A Missouri species of conservation concern, listed as imperiled by the Missouri Department of Conservation. Currently a candidate for federal listing by the U.S. Fish and Wildlife Service. It occurs only in parts of Illinois, the Missouri Bootheel, and in extreme northeastern Arkansas.
Extensive agricultural development in the historic sand prairie region of the Bootheel has destroyed or altered nearly all the natural ephemeral pools where this species once bred. Housing developments and other land uses have also reduced or eliminated the sand prairie sites.
Although this frog is still present in the highly cultivated areas of southeastern Missouri, these amphibians may not be able to withstand the continued destruction of their remaining habitat, especially of wetlands. Long-term persistence of this unique, burrowing frog in southeastern Missouri requires us to maintain the wetlands they need for reproduction.
Taxonomy: This frog was formerly considered a subspecies of the Strecker’s chorus frog and was called Pseudacris streckeri illinoensis; in 2004 the Illinois chorus frog was given full species status.

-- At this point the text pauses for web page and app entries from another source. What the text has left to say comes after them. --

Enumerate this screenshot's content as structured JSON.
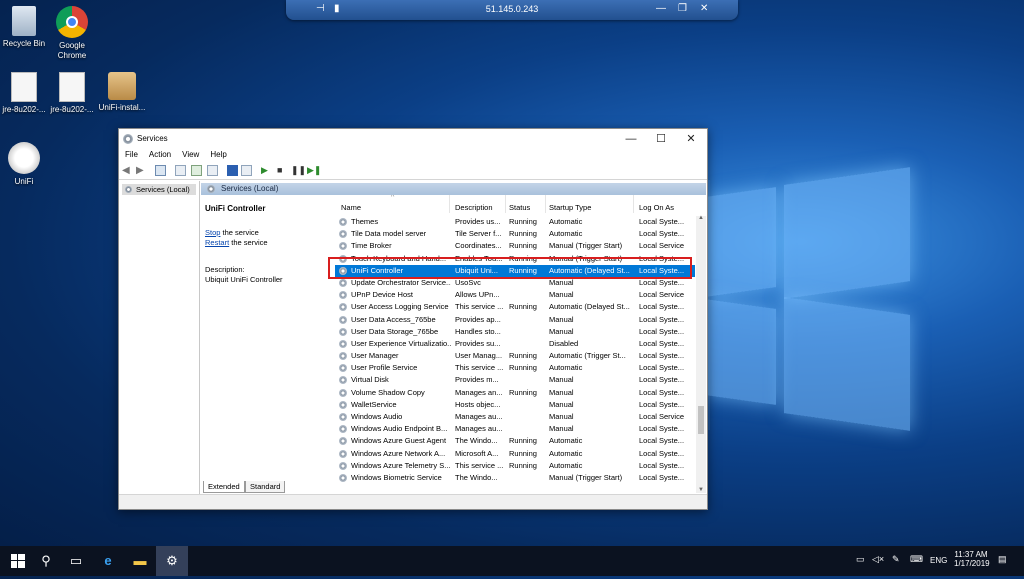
{
  "desktop": {
    "icons": [
      {
        "label": "Recycle Bin"
      },
      {
        "label": "Google Chrome"
      },
      {
        "label": "jre-8u202-..."
      },
      {
        "label": "jre-8u202-..."
      },
      {
        "label": "UniFi-instal..."
      },
      {
        "label": "UniFi"
      }
    ]
  },
  "remote_bar": {
    "address": "51.145.0.243"
  },
  "window": {
    "title": "Services",
    "menu": [
      "File",
      "Action",
      "View",
      "Help"
    ],
    "tree_node": "Services (Local)",
    "pane_header": "Services (Local)",
    "selected_service": {
      "name": "UniFi Controller",
      "stop_link": "Stop",
      "stop_rest": " the service",
      "restart_link": "Restart",
      "restart_rest": " the service",
      "description_label": "Description:",
      "description": "Ubiquit UniFi Controller"
    },
    "columns": [
      "Name",
      "Description",
      "Status",
      "Startup Type",
      "Log On As"
    ],
    "rows": [
      {
        "name": "Themes",
        "desc": "Provides us...",
        "status": "Running",
        "startup": "Automatic",
        "logon": "Local Syste..."
      },
      {
        "name": "Tile Data model server",
        "desc": "Tile Server f...",
        "status": "Running",
        "startup": "Automatic",
        "logon": "Local Syste..."
      },
      {
        "name": "Time Broker",
        "desc": "Coordinates...",
        "status": "Running",
        "startup": "Manual (Trigger Start)",
        "logon": "Local Service"
      },
      {
        "name": "Touch Keyboard and Hand...",
        "desc": "Enables Tou...",
        "status": "Running",
        "startup": "Manual (Trigger Start)",
        "logon": "Local Syste..."
      },
      {
        "name": "UniFi Controller",
        "desc": "Ubiquit Uni...",
        "status": "Running",
        "startup": "Automatic (Delayed St...",
        "logon": "Local Syste...",
        "selected": true
      },
      {
        "name": "Update Orchestrator Service...",
        "desc": "UsoSvc",
        "status": "",
        "startup": "Manual",
        "logon": "Local Syste..."
      },
      {
        "name": "UPnP Device Host",
        "desc": "Allows UPn...",
        "status": "",
        "startup": "Manual",
        "logon": "Local Service"
      },
      {
        "name": "User Access Logging Service",
        "desc": "This service ...",
        "status": "Running",
        "startup": "Automatic (Delayed St...",
        "logon": "Local Syste..."
      },
      {
        "name": "User Data Access_765be",
        "desc": "Provides ap...",
        "status": "",
        "startup": "Manual",
        "logon": "Local Syste..."
      },
      {
        "name": "User Data Storage_765be",
        "desc": "Handles sto...",
        "status": "",
        "startup": "Manual",
        "logon": "Local Syste..."
      },
      {
        "name": "User Experience Virtualizatio...",
        "desc": "Provides su...",
        "status": "",
        "startup": "Disabled",
        "logon": "Local Syste..."
      },
      {
        "name": "User Manager",
        "desc": "User Manag...",
        "status": "Running",
        "startup": "Automatic (Trigger St...",
        "logon": "Local Syste..."
      },
      {
        "name": "User Profile Service",
        "desc": "This service ...",
        "status": "Running",
        "startup": "Automatic",
        "logon": "Local Syste..."
      },
      {
        "name": "Virtual Disk",
        "desc": "Provides m...",
        "status": "",
        "startup": "Manual",
        "logon": "Local Syste..."
      },
      {
        "name": "Volume Shadow Copy",
        "desc": "Manages an...",
        "status": "Running",
        "startup": "Manual",
        "logon": "Local Syste..."
      },
      {
        "name": "WalletService",
        "desc": "Hosts objec...",
        "status": "",
        "startup": "Manual",
        "logon": "Local Syste..."
      },
      {
        "name": "Windows Audio",
        "desc": "Manages au...",
        "status": "",
        "startup": "Manual",
        "logon": "Local Service"
      },
      {
        "name": "Windows Audio Endpoint B...",
        "desc": "Manages au...",
        "status": "",
        "startup": "Manual",
        "logon": "Local Syste..."
      },
      {
        "name": "Windows Azure Guest Agent",
        "desc": "The Windo...",
        "status": "Running",
        "startup": "Automatic",
        "logon": "Local Syste..."
      },
      {
        "name": "Windows Azure Network A...",
        "desc": "Microsoft A...",
        "status": "Running",
        "startup": "Automatic",
        "logon": "Local Syste..."
      },
      {
        "name": "Windows Azure Telemetry S...",
        "desc": "This service ...",
        "status": "Running",
        "startup": "Automatic",
        "logon": "Local Syste..."
      },
      {
        "name": "Windows Biometric Service",
        "desc": "The Windo...",
        "status": "",
        "startup": "Manual (Trigger Start)",
        "logon": "Local Syste..."
      }
    ],
    "tabs": [
      "Extended",
      "Standard"
    ]
  },
  "taskbar": {
    "language": "ENG",
    "time": "11:37 AM",
    "date": "1/17/2019"
  },
  "colors": {
    "selection": "#0078d7",
    "highlight_box": "#d81e1e"
  }
}
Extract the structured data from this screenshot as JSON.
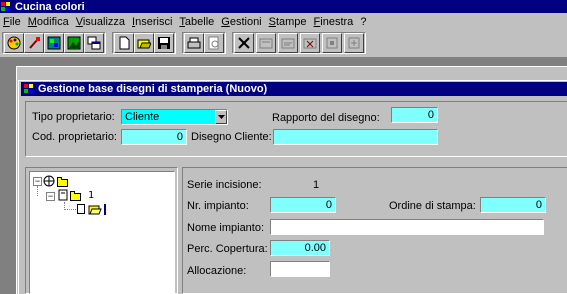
{
  "app": {
    "title": "Cucina colori"
  },
  "menu": [
    "File",
    "Modifica",
    "Visualizza",
    "Inserisci",
    "Tabelle",
    "Gestioni",
    "Stampe",
    "Finestra",
    "?"
  ],
  "toolbar": {
    "group1": [
      "palette-icon",
      "brush-icon",
      "grid-icon",
      "image-icon",
      "windows-icon"
    ],
    "group2": [
      "new-document-icon",
      "open-folder-icon",
      "save-icon"
    ],
    "group3": [
      "print-icon",
      "print-preview-icon"
    ],
    "group4": [
      "delete-icon",
      "tool-icon-1",
      "tool-icon-2",
      "tool-icon-3",
      "tool-icon-4",
      "tool-icon-5"
    ]
  },
  "window": {
    "title": "Gestione base disegni di stamperia (Nuovo)",
    "tipo_proprietario_label": "Tipo proprietario:",
    "tipo_proprietario_value": "Cliente",
    "rapporto_label": "Rapporto del disegno:",
    "rapporto_value": "0",
    "cod_proprietario_label": "Cod. proprietario:",
    "cod_proprietario_value": "0",
    "disegno_cliente_label": "Disegno Cliente:",
    "disegno_cliente_value": "",
    "tree": {
      "node_label": "1"
    },
    "serie_label": "Serie incisione:",
    "serie_value": "1",
    "nr_impianto_label": "Nr. impianto:",
    "nr_impianto_value": "0",
    "ordine_label": "Ordine di stampa:",
    "ordine_value": "0",
    "nome_impianto_label": "Nome impianto:",
    "nome_impianto_value": "",
    "perc_copertura_label": "Perc. Copertura:",
    "perc_copertura_value": "0.00",
    "allocazione_label": "Allocazione:",
    "allocazione_value": ""
  },
  "colors": {
    "titlebar": "#000080",
    "face": "#c0c0c0",
    "field_cyan": "#80ffff",
    "workspace": "#808080"
  }
}
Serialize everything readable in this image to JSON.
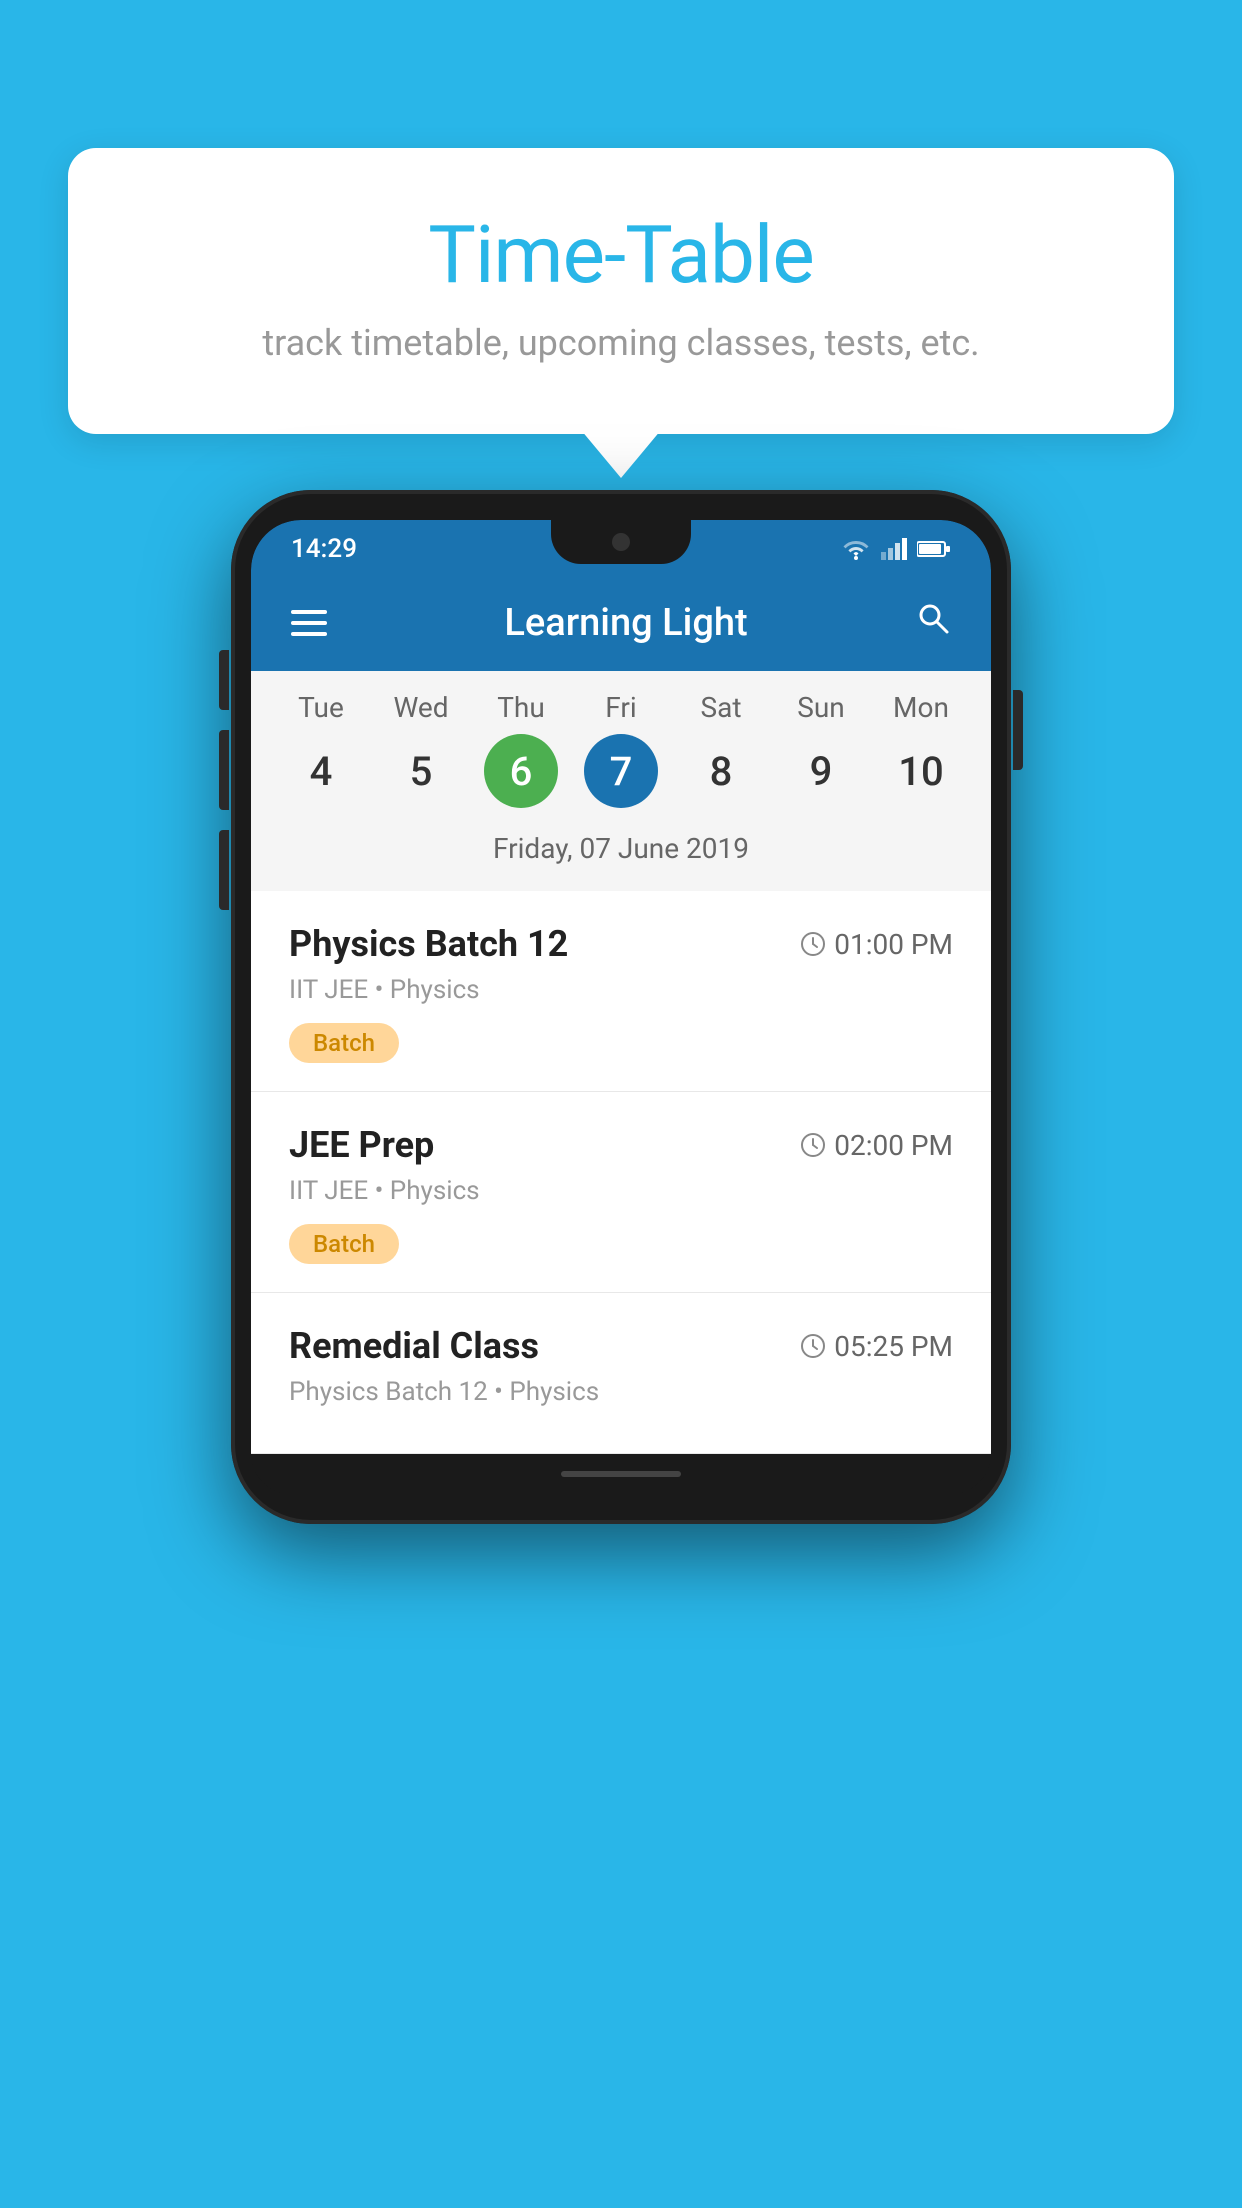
{
  "background_color": "#29b6e8",
  "tooltip": {
    "title": "Time-Table",
    "subtitle": "track timetable, upcoming classes, tests, etc."
  },
  "app": {
    "title": "Learning Light",
    "status_time": "14:29"
  },
  "calendar": {
    "days": [
      {
        "label": "Tue",
        "number": "4"
      },
      {
        "label": "Wed",
        "number": "5"
      },
      {
        "label": "Thu",
        "number": "6",
        "state": "today"
      },
      {
        "label": "Fri",
        "number": "7",
        "state": "selected"
      },
      {
        "label": "Sat",
        "number": "8"
      },
      {
        "label": "Sun",
        "number": "9"
      },
      {
        "label": "Mon",
        "number": "10"
      }
    ],
    "selected_date_label": "Friday, 07 June 2019"
  },
  "classes": [
    {
      "name": "Physics Batch 12",
      "time": "01:00 PM",
      "meta": "IIT JEE • Physics",
      "badge": "Batch"
    },
    {
      "name": "JEE Prep",
      "time": "02:00 PM",
      "meta": "IIT JEE • Physics",
      "badge": "Batch"
    },
    {
      "name": "Remedial Class",
      "time": "05:25 PM",
      "meta": "Physics Batch 12 • Physics",
      "badge": null
    }
  ],
  "icons": {
    "hamburger": "≡",
    "search": "🔍",
    "clock": "🕐"
  }
}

Breeding is usually between late February and early April, depending on local weather conditions. Breeding sites are flooded depressions in crop fields, roadside ditches, and other fishless, temporary pools. The males call while floating in the water or hanging onto grassy vegetation. Females lay about 150–1,000 or more eggs, with an average of about 460. The eggs are laid in masses of 8–100 eggs. The eggs hatch in about a week. The tadpoles, which are large compared to those of other chorus frogs, may take up to 60 days to transform into froglets. Juveniles become sexually mature about a year later. Lifespan is about 2–5 years, but because these frogs spend most of their time underground, the lifespan may actually be longer.
Agricultural development in the Bootheel has destroyed nearly all the natural ephemeral pools where this species formerly bred, and housing development has nearly eliminated the sand prairie. This frog still lives in some highly cultivated areas but may not survive continued habitat destruction. The survival of this unique, burrowing frog in southeastern Missouri is dependent on maintaining the wetlands they require for reproduction.
Ecosystems have been likened to jets, with the various species of plants and animals as the plane’s components. If a species of gnat, grass, violet, or frog disappears, it might be like losing a rivet from a wing. A few missing rivets may not affect the jet’s ability to fly — but at some point, if enough components disappear, it will crash.